Producers/Ag Professionals Look to SSARE for New Ideas, Methods, Technologies
GRIFFIN, Georgia – Producers introduced to sustainable agriculture practices and technologies through a Sustainable Agriculture Research & Education (SARE) grant are likely to change their farming behavior, according to the results of a Southern SARE survey. In addition, the grantees share their experiences with fellow farmers who, as a result, tend to test or adopt the idea, approach or technology.
Such information points to the positive impacts of the SARE program in encouraging research and education and increasing knowledge and extending information about sustainable agriculture production systems.
The survey, “Evaluating Southern Sustainable Agriculture Research and Education (SARE) Producer and On-Farm Research Grant Programs,” was designed to allow grant recipients to reflect on their experiences. Southern SARE worked collaboratively with the Social and Economic Sciences Research Center (SESRC) to conduct the regional assessment of the two grant programs.
Southern SARE grantees of the Producer Grant Program and the On-Farm Research Grant Program, who received grants between 2004 and 2008, were asked to reflect on project implementation and outcomes to assess the impacts and reach of their project. Out of 97 eligible respondents, 74 percent completed the survey.

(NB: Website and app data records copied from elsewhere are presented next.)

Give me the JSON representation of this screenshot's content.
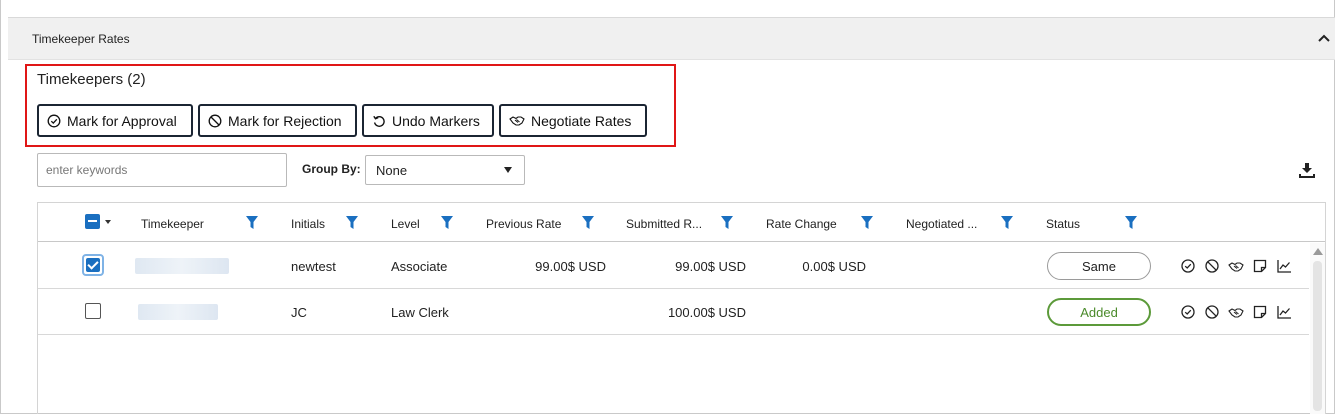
{
  "section": {
    "title": "Timekeeper Rates"
  },
  "timekeepers": {
    "title": "Timekeepers (2)"
  },
  "actions": {
    "approve_label": "Mark for Approval",
    "reject_label": "Mark for Rejection",
    "undo_label": "Undo Markers",
    "negotiate_label": "Negotiate Rates"
  },
  "search": {
    "placeholder": "enter keywords",
    "value": ""
  },
  "group_by": {
    "label": "Group By:",
    "selected": "None"
  },
  "columns": {
    "timekeeper": "Timekeeper",
    "initials": "Initials",
    "level": "Level",
    "previous_rate": "Previous Rate",
    "submitted_rate": "Submitted R...",
    "rate_change": "Rate Change",
    "negotiated": "Negotiated ...",
    "status": "Status"
  },
  "rows": [
    {
      "checked": true,
      "initials": "newtest",
      "level": "Associate",
      "previous_rate": "99.00$ USD",
      "submitted_rate": "99.00$ USD",
      "rate_change": "0.00$ USD",
      "negotiated": "",
      "status": "Same"
    },
    {
      "checked": false,
      "initials": "JC",
      "level": "Law Clerk",
      "previous_rate": "",
      "submitted_rate": "100.00$ USD",
      "rate_change": "",
      "negotiated": "",
      "status": "Added"
    }
  ],
  "colors": {
    "accent": "#1a6fc0",
    "highlight_border": "#e01616",
    "status_added": "#5c9a3a",
    "button_border": "#1b2533"
  }
}
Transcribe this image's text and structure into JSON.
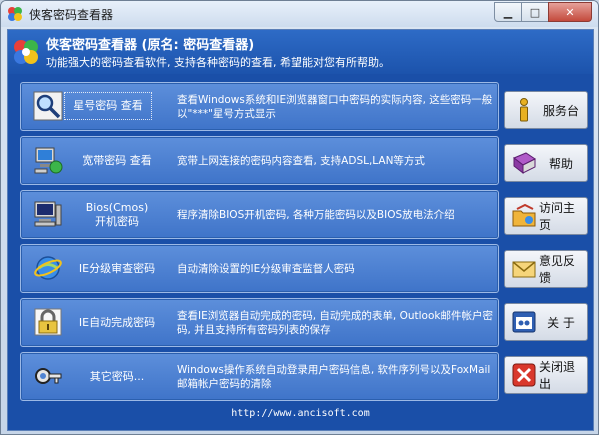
{
  "window": {
    "title": "侠客密码查看器"
  },
  "header": {
    "title": "侠客密码查看器 (原名: 密码查看器)",
    "subtitle": "功能强大的密码查看软件, 支持各种密码的查看, 希望能对您有所帮助。"
  },
  "panels": [
    {
      "label": "星号密码 查看",
      "label2": "",
      "desc": "查看Windows系统和IE浏览器窗口中密码的实际内容, 这些密码一般以\"***\"星号方式显示",
      "icon": "magnifier-icon"
    },
    {
      "label": "宽带密码 查看",
      "label2": "",
      "desc": "宽带上网连接的密码内容查看, 支持ADSL,LAN等方式",
      "icon": "network-computer-icon"
    },
    {
      "label": "Bios(Cmos)",
      "label2": "开机密码",
      "desc": "程序清除BIOS开机密码, 各种万能密码以及BIOS放电法介绍",
      "icon": "computer-icon"
    },
    {
      "label": "IE分级审查密码",
      "label2": "",
      "desc": "自动清除设置的IE分级审查监督人密码",
      "icon": "ie-globe-icon"
    },
    {
      "label": "IE自动完成密码",
      "label2": "",
      "desc": "查看IE浏览器自动完成的密码, 自动完成的表单, Outlook邮件帐户密码, 并且支持所有密码列表的保存",
      "icon": "padlock-icon"
    },
    {
      "label": "其它密码...",
      "label2": "",
      "desc": "Windows操作系统自动登录用户密码信息, 软件序列号以及FoxMail 邮箱帐户密码的清除",
      "icon": "key-icon"
    }
  ],
  "side_buttons": [
    {
      "label": "服务台",
      "icon": "info-icon"
    },
    {
      "label": "帮助",
      "icon": "help-book-icon"
    },
    {
      "label": "访问主页",
      "icon": "home-folder-icon"
    },
    {
      "label": "意见反馈",
      "icon": "mail-icon"
    },
    {
      "label": "关 于",
      "icon": "about-window-icon"
    },
    {
      "label": "关闭退出",
      "icon": "close-x-icon"
    }
  ],
  "footer": {
    "url": "http://www.ancisoft.com"
  },
  "colors": {
    "accent": "#1a4fa8",
    "panel": "#4f84d4"
  }
}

The following are some of the survey results:
- Conducting field day tours, presentations, or workshops was a big component of the outreach efforts of the grantees.
- Across both grant programs, over 10,000 individuals learned about the project through a farm tour or presentation at a workshop or conference. In addition, the grantees visited with over 800 farmers and ranchers individually regarding their project.
- The implementation of sustainable ag practices had a positive impact on the farm or ranch operation. Producer and on-farm research grantees indicated or observed:
- A decrease in fertilizer, fuel, pesticide, weed control and/or seed costs.
- A decrease in hired labor, management, machinery, equipment, and/or on-farm processing costs.
- An increase in yields, production per unit, marketing, and/or sales.
- Improved environmental conditions related to soil erosion, soil quality, air quality, water quality, and/or quality of wildlife habitat.
- An increase in net farm income as a result of the project.
- Grantees made changes in their farming approach as a result of participating in a grant program. These changes included seeking more information on the use of the technology tested, obtaining new markets for crops or livestock, expanding the use of an approach or technology, or adding a new enterprise.
- The implementation of sustainable agriculture practices and technologies produced a more favorable outlook in agriculture. Seventy-two percent of producer grantees indicated that their “satisfaction with farming” had increased. In addition, the positive influence increased the likelihood that farmers would try a new approach that might be financially or environmentally beneficial to their farming operation. Most importantly, the majority of both grantee groups indicated that the idea, approach or technology continues to be used.
- Securing a Southern SARE grant was the impetus for pursuing an idea, approach or sustainable ag technology, and 90 percent of the producer grantees and 100 percent of the on-farm research grantees indicated they would consider seeking another grant from Southern SARE. Additionally, grantees indicated they would recommend the Southern SARE program to others.
In addition to grants, having access to SARE publications is an important aspect of implementing sustainable ag practices and technologies.
Nearly half of producer and on-farm grantees sought more information from the resources listed in a SARE publication. Nearly half of Producer grantees have been inspired by a SARE publication to explore new production or marketing ideas, and over half of On-Farm Research grantees have passed a SARE publication on to others.
The full survey report and results can be downloaded here.
Published by the Southern Region of the Sustainable Agriculture Research and Education (SARE) program. Funded by the USDA National Institute of Food and Agriculture (NIFA), Southern SARE operates under cooperative agreements with the University of Georgia, Fort Valley State University, and the Kerr Center for Sustainable Agriculture to offer competitive grants to advance sustainable agriculture in America's Southern region.